The Son arrived home for a few days. He is currently based in Boston, USA, so his homecoming is an event. It’s an irritating fact about ‘events’ that they tend not to go quite as perfectly as you hoped. As you get older, you factor this in. Just take it as it comes, you say to yourself. Be relaxed. Minor organisational hiccups don’t matter a jot. It’s how YOU are that makes the visit happy or less happy. I always want to pass this advice on to women in bridal shops. Why on earth fuss your wedding up with things to go wrong? Who cares what colour the napkins are? Who really cares what you wear? The happiest days of your life come unexpectedly. You can’t order them like cinema tickets.

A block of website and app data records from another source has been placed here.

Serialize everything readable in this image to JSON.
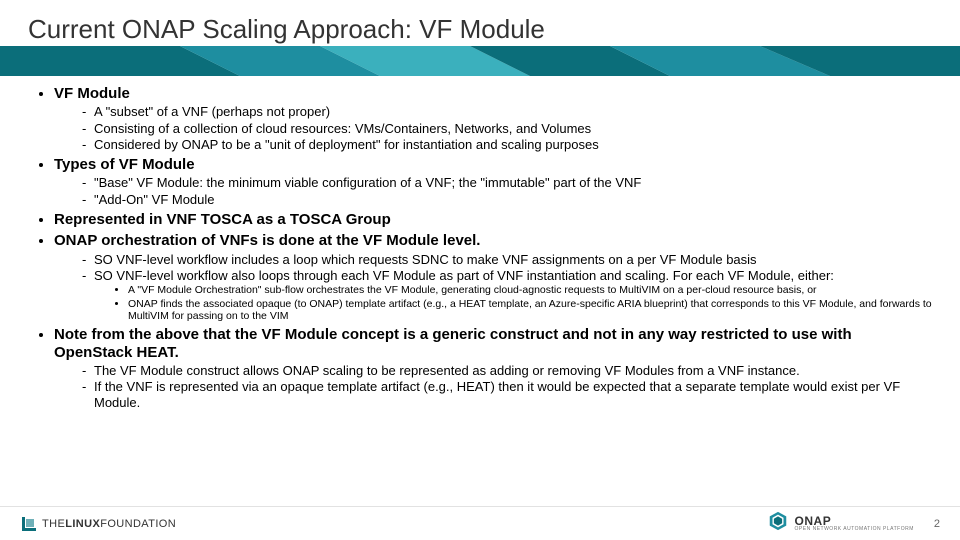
{
  "title": "Current ONAP Scaling Approach: VF Module",
  "bullets": {
    "b1": "VF Module",
    "b1_subs": {
      "s1": "A \"subset\" of a VNF (perhaps not proper)",
      "s2": "Consisting of a collection of cloud resources: VMs/Containers, Networks, and Volumes",
      "s3": "Considered by ONAP to be a \"unit of deployment\" for instantiation and scaling purposes"
    },
    "b2": "Types of VF Module",
    "b2_subs": {
      "s1": "\"Base\" VF Module: the minimum viable configuration of a VNF;  the \"immutable\" part of the VNF",
      "s2": "\"Add-On\" VF Module"
    },
    "b3": "Represented in VNF TOSCA as a TOSCA Group",
    "b4": "ONAP orchestration of VNFs is done at the VF Module level.",
    "b4_subs": {
      "s1": "SO VNF-level workflow includes a loop which requests SDNC to make VNF assignments on a per VF Module basis",
      "s2": "SO VNF-level workflow also loops through each VF Module as part of VNF instantiation and scaling.  For each VF Module, either:",
      "s2_third": {
        "t1": "A \"VF Module Orchestration\" sub-flow orchestrates the VF Module, generating cloud-agnostic requests to MultiVIM on a per-cloud resource basis, or",
        "t2": "ONAP finds the associated opaque (to ONAP) template artifact (e.g., a HEAT template, an Azure-specific ARIA blueprint) that corresponds to this VF Module, and forwards to MultiVIM for passing on to the VIM"
      }
    },
    "b5": "Note from the above that the VF Module concept is a generic construct and not in any way restricted to use with OpenStack HEAT.",
    "b5_subs": {
      "s1": "The VF Module construct allows ONAP scaling to be represented as adding or removing VF Modules from a VNF instance.",
      "s2": "If the VNF is represented via an opaque template artifact (e.g., HEAT) then it would be expected that a separate template would exist per VF Module."
    }
  },
  "footer": {
    "lf_the": "THE",
    "lf_linux": "LINUX",
    "lf_foundation": "FOUNDATION",
    "onap_main": "ONAP",
    "onap_sub": "OPEN NETWORK AUTOMATION PLATFORM",
    "page": "2"
  },
  "colors": {
    "teal1": "#0b6e7a",
    "teal2": "#1e8ea0",
    "teal3": "#3bb0bd"
  }
}
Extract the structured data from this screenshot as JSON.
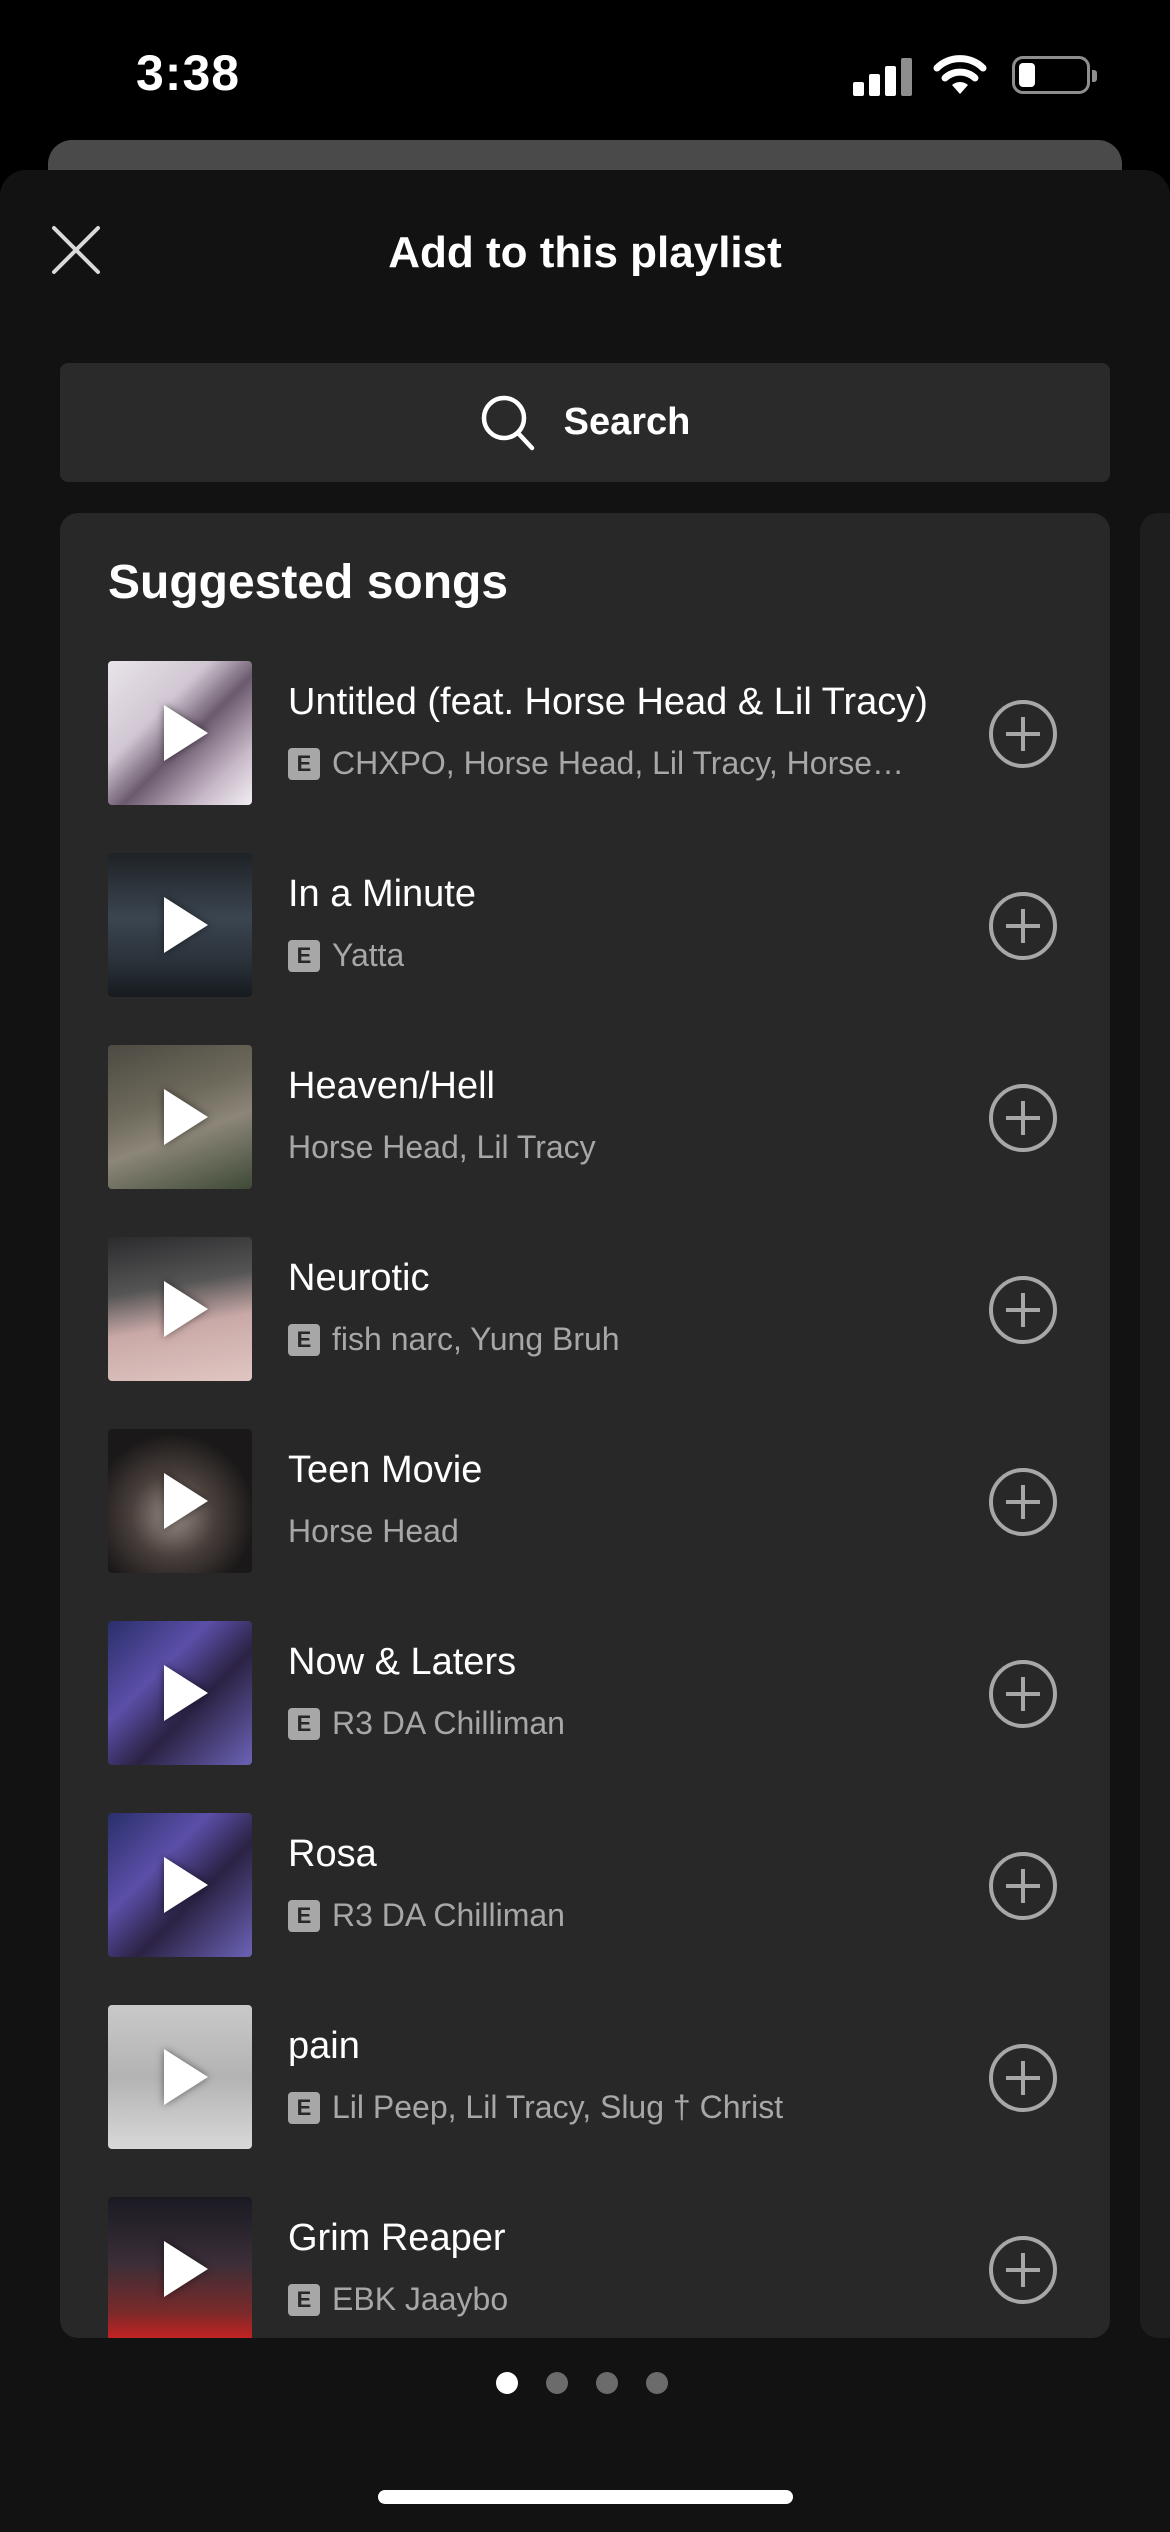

Anyhow, we didn’t fuss the visit weekend up, and as a result it was lovely from arrival to all-too-soon departure. Nothing spectacular was done. We sat about over dinner. We nodded off in front of the Burrell Collection documentary video. We found our way to Chatelherault park (we find finding things difficult, so this was high risk). We had a picnic in the car – egg sandwiches, coffee from a flask, shortbread, chocolate – entertained by a girl trying to load a reluctant horse into a lorry. Our sense of direction being a bit squiff, we went for a rather longer walk than anticipated. The miracle of absolute enjoyment in the ordinary moment.
Now the Son is gone. Some mothers like the continued sense of a child’s presence in a tumbled room. I’m not one of those. When any of the children visit, once the awful goodbye is done I rush to strip and remake the bed so that as soon as humanely possible, the room is prepared for the next visit. Looking forward sees me through. In the Son’s room, I also find the things he’s left behind. Even before he’s touched back down in Boston, I’m humming, with apologies to the Proclaimers
‘When you go will I send your phone charger to America?
You can search through your luggage but you will not find it there.’